What is required: Gather, from the data below, each line in which the word "JSON" occurs.

Data extracts:
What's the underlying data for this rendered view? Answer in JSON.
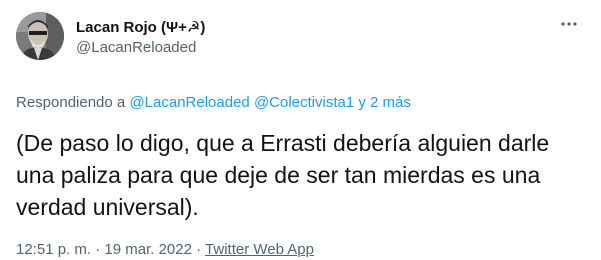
{
  "user": {
    "display_name": "Lacan Rojo (Ψ+☭)",
    "handle": "@LacanReloaded"
  },
  "icons": {
    "more": "more-horizontal-icon",
    "avatar": "profile-photo"
  },
  "reply": {
    "prefix": "Respondiendo a",
    "mention_1": "@LacanReloaded",
    "mention_2": "@Colectivista1",
    "connector": "y",
    "others": "2 más"
  },
  "tweet": {
    "text": "(De paso lo digo, que a Errasti debería alguien darle una paliza para que deje de ser tan mierdas es una verdad universal)."
  },
  "meta": {
    "time": "12:51 p. m.",
    "separator_1": "·",
    "date": "19 mar. 2022",
    "separator_2": "·",
    "source": "Twitter Web App"
  },
  "colors": {
    "link": "#1d9bf0",
    "secondary_text": "#536471",
    "primary_text": "#0f1419"
  }
}
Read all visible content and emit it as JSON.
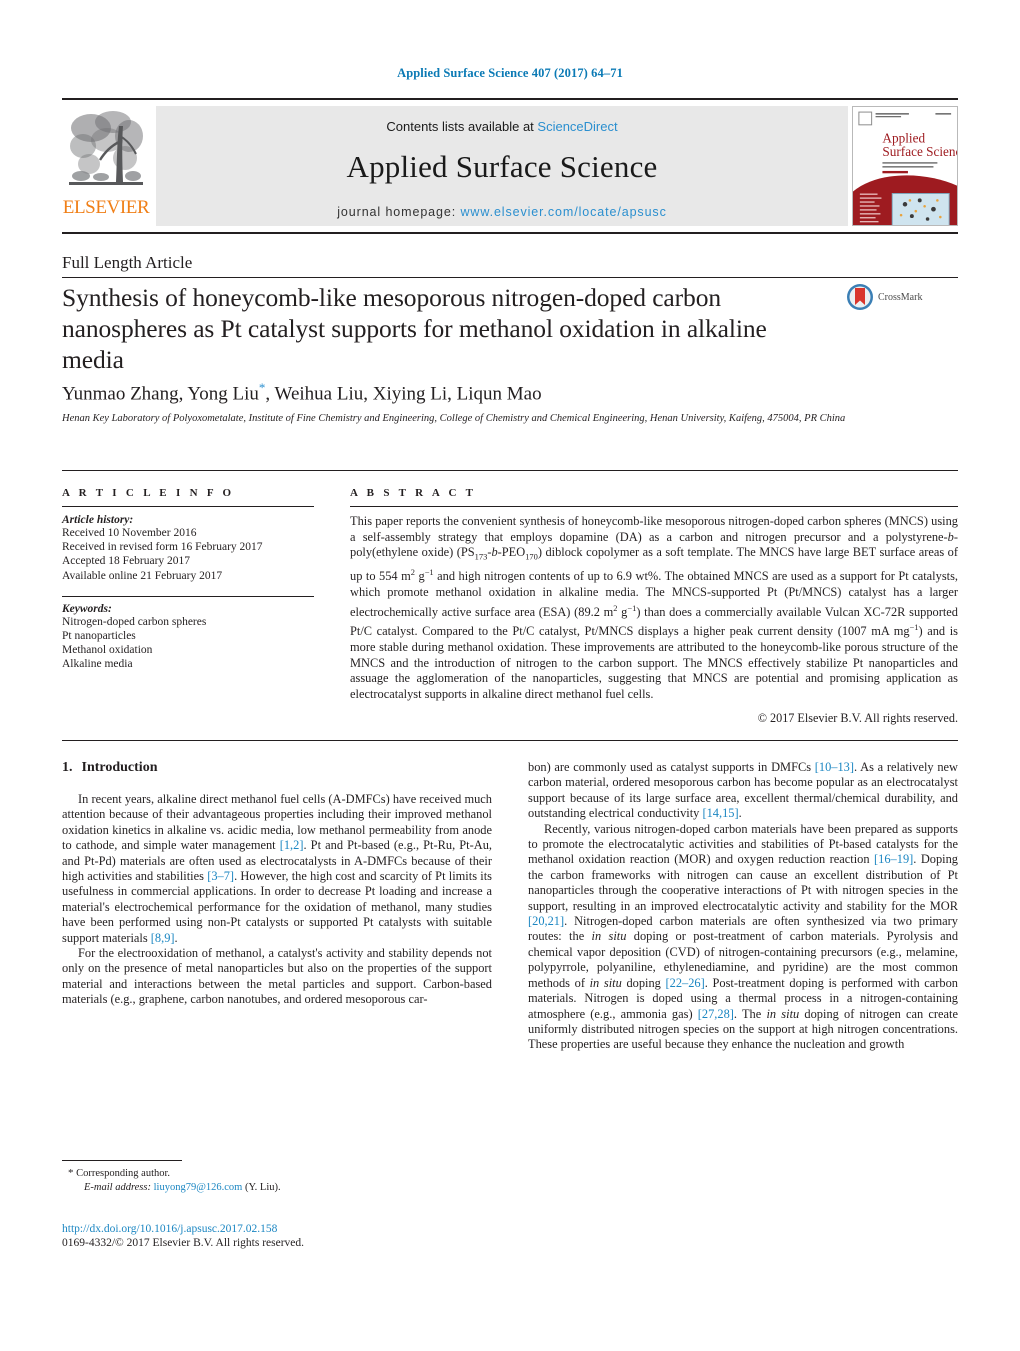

Response area:
What's the underlying data for this rendered view? Answer in JSON.
Read all visible content and emit it as JSON.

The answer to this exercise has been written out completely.